And Weschler also goes to the heart of the matter–Solidarity. He was there through the Solidarity congress last autumn, and his book is full of revealing quotations. He gives us Karol Modzelewski explaining that “we advance across a series of compromises, each of which is unsatisfactory, but the alternative would be disaster.” We hear Jan Litynski, the dissident former editor of Robotnik (The Worker), proclaiming that “in this country to-day there are two powers and no power.”
In the end, though, Weschler’s is history through impressions. The great value of his book lies in its accounts of changing moods in a country going through an upheaval. We may not be greeting a new pundit on Eastern Europe, but we can certainly hail the birth of a brilliant reporter.
Tadeusz Konwicki’s The Polish Complex is a symbolic, surrealist and very Polish story of people standing in line in front of a Warsaw Jewelry shop on Christmas Eve, waiting for Russian gold rings which turn out to be samovars. The mood of the author narrator ranges from despondency, when he sees Poland as rotten and doomed, to euphoria, when he sees it through an inner eye as the country “where people greet each other with a smile, where a policeman lifts a rose instead of a club. where the air is made of oxygen and truth.” The book is full of prophetic signs: one man announces that “we are returning to a natural economy,” while the hero insists, “yes, you’re right, I am waiting for a miracle.” With most Poles as exasperated as those standing in Konwicki’s line and as eagerly awaiting a miracle, it was not difficult to forecast an explosion.
Unless recently freed, Konwicki is interned somewhere in Poland. But the eighteen months between the beginning of the strikes and the military coup were not a hallucination, and what appeared from outside to be a miracle had its roots in the past; in the altering social structure, in the minds of the working people. Konwicki may even find courage in his own words: “Nameless men have always won their freedom by fighting for it. The name of the heroes are preserved to give us memory and courage…but always, at every moment, good or bad, everytime the earth turns, some nameless man is biting off his handcuffs with his own teeth.”

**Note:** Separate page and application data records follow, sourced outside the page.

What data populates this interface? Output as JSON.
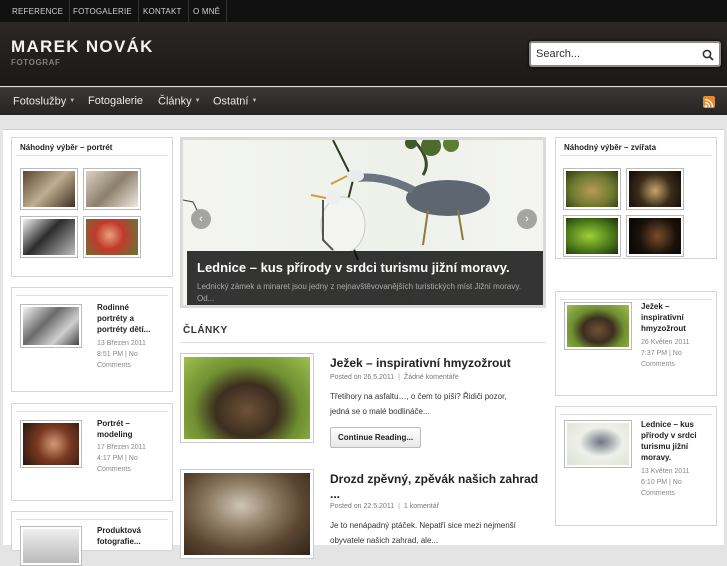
{
  "topnav": [
    "Reference",
    "Fotogalerie",
    "Kontakt",
    "O mně"
  ],
  "header": {
    "title": "MAREK NOVÁK",
    "tagline": "FOTOGRAF"
  },
  "search": {
    "placeholder": "Search..."
  },
  "mainnav": [
    {
      "label": "Fotoslužby",
      "dropdown": true
    },
    {
      "label": "Fotogalerie",
      "dropdown": false
    },
    {
      "label": "Články",
      "dropdown": true
    },
    {
      "label": "Ostatní",
      "dropdown": true
    }
  ],
  "left": {
    "random_title": "Náhodný výběr – portrét",
    "posts": [
      {
        "title_lines": [
          "Rodinné",
          "portréty a",
          "portréty dětí..."
        ],
        "date": "13 Březen 2011",
        "meta": [
          "8:51 PM | No",
          "Comments"
        ]
      },
      {
        "title_lines": [
          "Portrét –",
          "modeling"
        ],
        "date": "17 Březen 2011",
        "meta": [
          "4:17 PM | No",
          "Comments"
        ]
      },
      {
        "title_lines": [
          "Produktová",
          "fotografie..."
        ],
        "date": "",
        "meta": []
      }
    ]
  },
  "right": {
    "random_title": "Náhodný výběr – zvířata",
    "posts": [
      {
        "title_lines": [
          "Ježek –",
          "inspirativní",
          "hmyzožrout"
        ],
        "date": "26 Květen 2011",
        "meta": [
          "7:37 PM | No",
          "Comments"
        ]
      },
      {
        "title_lines": [
          "Lednice – kus",
          "přírody v srdci",
          "turismu jižní",
          "moravy."
        ],
        "date": "13 Květen 2011",
        "meta": [
          "6:10 PM | No",
          "Comments"
        ]
      }
    ]
  },
  "slider": {
    "title": "Lednice – kus přírody v srdci turismu jižní moravy.",
    "excerpt": "Lednický zámek a minaret jsou jedny z nejnavštěvovanějších turistických míst Jižní moravy. Od..."
  },
  "section_title": "ČLÁNKY",
  "articles": [
    {
      "title": "Ježek – inspirativní hmyzožrout",
      "posted": "Posted on 26.5.2011",
      "comments": "Žádné komentáře",
      "excerpt_lines": [
        "Třetihory na asfaltu…, o čem to píši? Řidiči pozor,",
        "jedná se o malé bodlináče..."
      ],
      "button": "Continue Reading..."
    },
    {
      "title_lines": [
        "Drozd zpěvný, zpěvák našich zahrad",
        "..."
      ],
      "posted": "Posted on 22.5.2011",
      "comments": "1 komentář",
      "excerpt_lines": [
        "Je to nenápadný ptáček. Nepatří sice mezi nejmenší",
        "obyvatele našich zahrad, ale..."
      ]
    }
  ],
  "colors": {
    "topbar": "#111111",
    "header": "#221f1e",
    "nav": "#2f2d2c",
    "rss": "#e8892a"
  }
}
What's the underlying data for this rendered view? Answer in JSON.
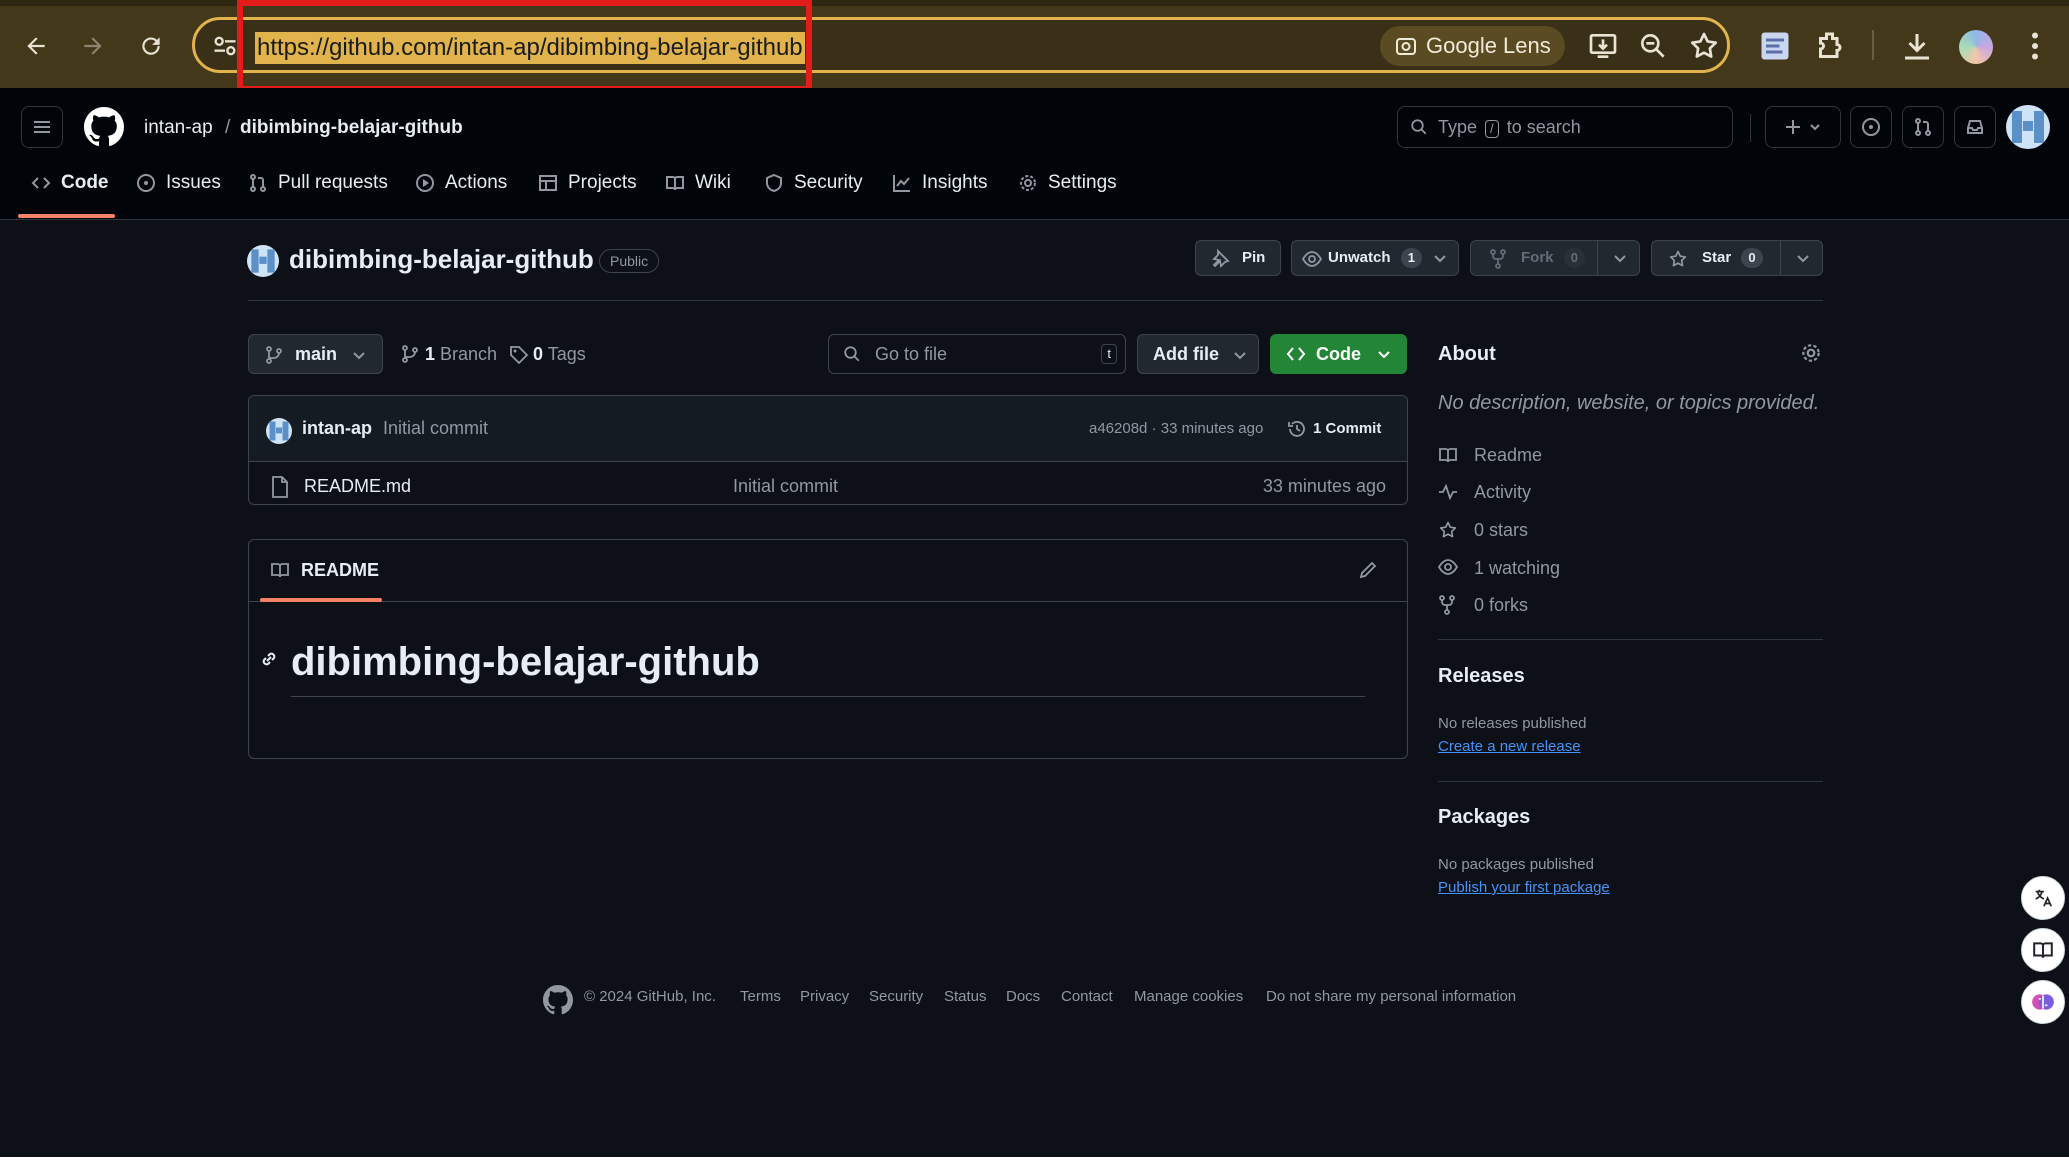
{
  "browser": {
    "url": "https://github.com/intan-ap/dibimbing-belajar-github",
    "lens_label": "Google Lens"
  },
  "header": {
    "owner": "intan-ap",
    "separator": "/",
    "repo": "dibimbing-belajar-github",
    "search_prefix": "Type",
    "search_key": "/",
    "search_suffix": "to search"
  },
  "tabs": [
    {
      "label": "Code",
      "icon": "code-icon"
    },
    {
      "label": "Issues",
      "icon": "issue-icon"
    },
    {
      "label": "Pull requests",
      "icon": "pull-request-icon"
    },
    {
      "label": "Actions",
      "icon": "play-icon"
    },
    {
      "label": "Projects",
      "icon": "table-icon"
    },
    {
      "label": "Wiki",
      "icon": "book-icon"
    },
    {
      "label": "Security",
      "icon": "shield-icon"
    },
    {
      "label": "Insights",
      "icon": "graph-icon"
    },
    {
      "label": "Settings",
      "icon": "gear-icon"
    }
  ],
  "repo": {
    "title": "dibimbing-belajar-github",
    "visibility": "Public",
    "pin_label": "Pin",
    "unwatch_label": "Unwatch",
    "watch_count": "1",
    "fork_label": "Fork",
    "fork_count": "0",
    "star_label": "Star",
    "star_count": "0"
  },
  "toolbar": {
    "branch": "main",
    "branch_count": "1",
    "branch_label": "Branch",
    "tag_count": "0",
    "tag_label": "Tags",
    "goto_placeholder": "Go to file",
    "goto_key": "t",
    "add_file": "Add file",
    "code": "Code"
  },
  "commit": {
    "author": "intan-ap",
    "message": "Initial commit",
    "hash_time": "a46208d · 33 minutes ago",
    "count_label": "1 Commit"
  },
  "files": [
    {
      "name": "README.md",
      "message": "Initial commit",
      "time": "33 minutes ago"
    }
  ],
  "readme": {
    "tab": "README",
    "heading": "dibimbing-belajar-github"
  },
  "about": {
    "title": "About",
    "description": "No description, website, or topics provided.",
    "readme": "Readme",
    "activity": "Activity",
    "stars": "0 stars",
    "watching": "1 watching",
    "forks": "0 forks"
  },
  "releases": {
    "title": "Releases",
    "none": "No releases published",
    "create": "Create a new release"
  },
  "packages": {
    "title": "Packages",
    "none": "No packages published",
    "publish": "Publish your first package"
  },
  "footer": {
    "copyright": "© 2024 GitHub, Inc.",
    "links": [
      "Terms",
      "Privacy",
      "Security",
      "Status",
      "Docs",
      "Contact",
      "Manage cookies",
      "Do not share my personal information"
    ]
  }
}
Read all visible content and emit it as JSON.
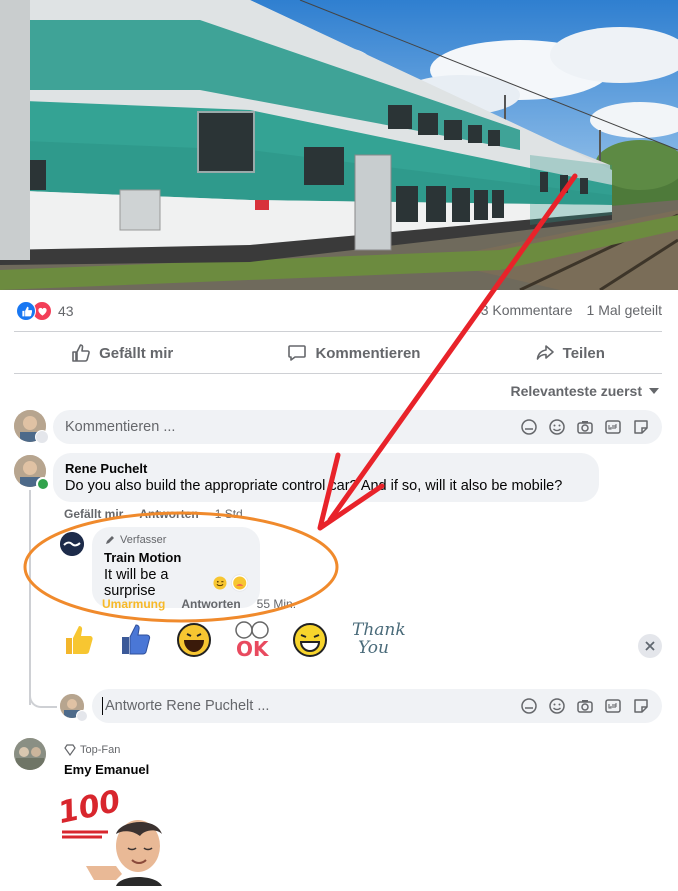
{
  "post": {
    "reaction_count": "43",
    "comments_count": "3 Kommentare",
    "shares_count": "1 Mal geteilt"
  },
  "actions": {
    "like": "Gefällt mir",
    "comment": "Kommentieren",
    "share": "Teilen"
  },
  "sort": {
    "label": "Relevanteste zuerst"
  },
  "composer": {
    "placeholder": "Kommentieren ..."
  },
  "comment1": {
    "author": "Rene Puchelt",
    "text": "Do you also build the appropriate control car? And if so, will it also be mobile?",
    "like": "Gefällt mir",
    "reply": "Antworten",
    "time": "1 Std."
  },
  "reply1": {
    "badge": "Verfasser",
    "author": "Train Motion",
    "text": "It will be a surprise",
    "reaction": "Umarmung",
    "reply": "Antworten",
    "time": "55 Min."
  },
  "stickers": {
    "ok": "OK",
    "thank": "Thank",
    "you": "You"
  },
  "reply_composer": {
    "placeholder": "Antworte Rene Puchelt ..."
  },
  "comment2": {
    "badge": "Top-Fan",
    "author": "Emy Emanuel",
    "sticker_text": "100"
  },
  "colors": {
    "annotation_arrow": "#e8232a",
    "annotation_ellipse": "#f08a2c",
    "accent": "#1877f2"
  }
}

The Polish workers’ movement is not dead; tomorrow it may spread. It is important to learn about Poland’s recent past, for it is relevant not only to the future of Eastern Europe but to our own future well.